### TASK DIRECTIONS:
Write out the complete data exactly as written.

[[ INFORMATION PROVIDED, beginning ]]

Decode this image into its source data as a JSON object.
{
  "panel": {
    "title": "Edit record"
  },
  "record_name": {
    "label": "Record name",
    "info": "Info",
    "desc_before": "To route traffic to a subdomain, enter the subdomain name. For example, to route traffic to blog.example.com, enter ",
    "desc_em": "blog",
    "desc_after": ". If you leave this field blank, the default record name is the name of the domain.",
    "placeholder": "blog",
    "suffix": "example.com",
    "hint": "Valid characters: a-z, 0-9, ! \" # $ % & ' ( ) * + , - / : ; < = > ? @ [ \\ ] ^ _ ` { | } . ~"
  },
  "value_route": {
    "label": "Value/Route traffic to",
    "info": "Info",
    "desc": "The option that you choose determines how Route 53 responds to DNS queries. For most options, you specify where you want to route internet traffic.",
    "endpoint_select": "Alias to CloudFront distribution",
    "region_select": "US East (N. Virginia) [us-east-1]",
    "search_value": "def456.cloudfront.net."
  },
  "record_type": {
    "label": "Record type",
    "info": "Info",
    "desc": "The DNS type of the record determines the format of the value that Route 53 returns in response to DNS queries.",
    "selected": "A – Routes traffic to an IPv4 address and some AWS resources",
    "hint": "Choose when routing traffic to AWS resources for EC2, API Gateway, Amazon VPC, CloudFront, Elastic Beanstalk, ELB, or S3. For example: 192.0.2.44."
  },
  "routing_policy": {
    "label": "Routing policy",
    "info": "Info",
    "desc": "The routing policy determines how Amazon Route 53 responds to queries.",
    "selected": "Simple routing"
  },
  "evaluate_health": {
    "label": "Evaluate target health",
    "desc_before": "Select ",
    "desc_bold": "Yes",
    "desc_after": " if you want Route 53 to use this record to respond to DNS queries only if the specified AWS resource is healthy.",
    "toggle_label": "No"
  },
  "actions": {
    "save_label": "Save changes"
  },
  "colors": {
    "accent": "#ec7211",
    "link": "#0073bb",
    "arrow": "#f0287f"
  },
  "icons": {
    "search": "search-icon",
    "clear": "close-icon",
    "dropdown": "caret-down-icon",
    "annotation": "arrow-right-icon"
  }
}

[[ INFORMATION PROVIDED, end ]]

### ANSWER SECTION:
Decode this image into its source data as a JSON object.
{
  "panel": {
    "title": "Edit record"
  },
  "record_name": {
    "label": "Record name",
    "info": "Info",
    "desc_before": "To route traffic to a subdomain, enter the subdomain name. For example, to route traffic to blog.example.com, enter ",
    "desc_em": "blog",
    "desc_after": ". If you leave this field blank, the default record name is the name of the domain.",
    "placeholder": "blog",
    "suffix": "example.com",
    "hint": "Valid characters: a-z, 0-9, ! \" # $ % & ' ( ) * + , - / : ; < = > ? @ [ \\ ] ^ _ ` { | } . ~"
  },
  "value_route": {
    "label": "Value/Route traffic to",
    "info": "Info",
    "desc": "The option that you choose determines how Route 53 responds to DNS queries. For most options, you specify where you want to route internet traffic.",
    "endpoint_select": "Alias to CloudFront distribution",
    "region_select": "US East (N. Virginia) [us-east-1]",
    "search_value": "def456.cloudfront.net."
  },
  "record_type": {
    "label": "Record type",
    "info": "Info",
    "desc": "The DNS type of the record determines the format of the value that Route 53 returns in response to DNS queries.",
    "selected": "A – Routes traffic to an IPv4 address and some AWS resources",
    "hint": "Choose when routing traffic to AWS resources for EC2, API Gateway, Amazon VPC, CloudFront, Elastic Beanstalk, ELB, or S3. For example: 192.0.2.44."
  },
  "routing_policy": {
    "label": "Routing policy",
    "info": "Info",
    "desc": "The routing policy determines how Amazon Route 53 responds to queries.",
    "selected": "Simple routing"
  },
  "evaluate_health": {
    "label": "Evaluate target health",
    "desc_before": "Select ",
    "desc_bold": "Yes",
    "desc_after": " if you want Route 53 to use this record to respond to DNS queries only if the specified AWS resource is healthy.",
    "toggle_label": "No"
  },
  "actions": {
    "save_label": "Save changes"
  },
  "colors": {
    "accent": "#ec7211",
    "link": "#0073bb",
    "arrow": "#f0287f"
  },
  "icons": {
    "search": "search-icon",
    "clear": "close-icon",
    "dropdown": "caret-down-icon",
    "annotation": "arrow-right-icon"
  }
}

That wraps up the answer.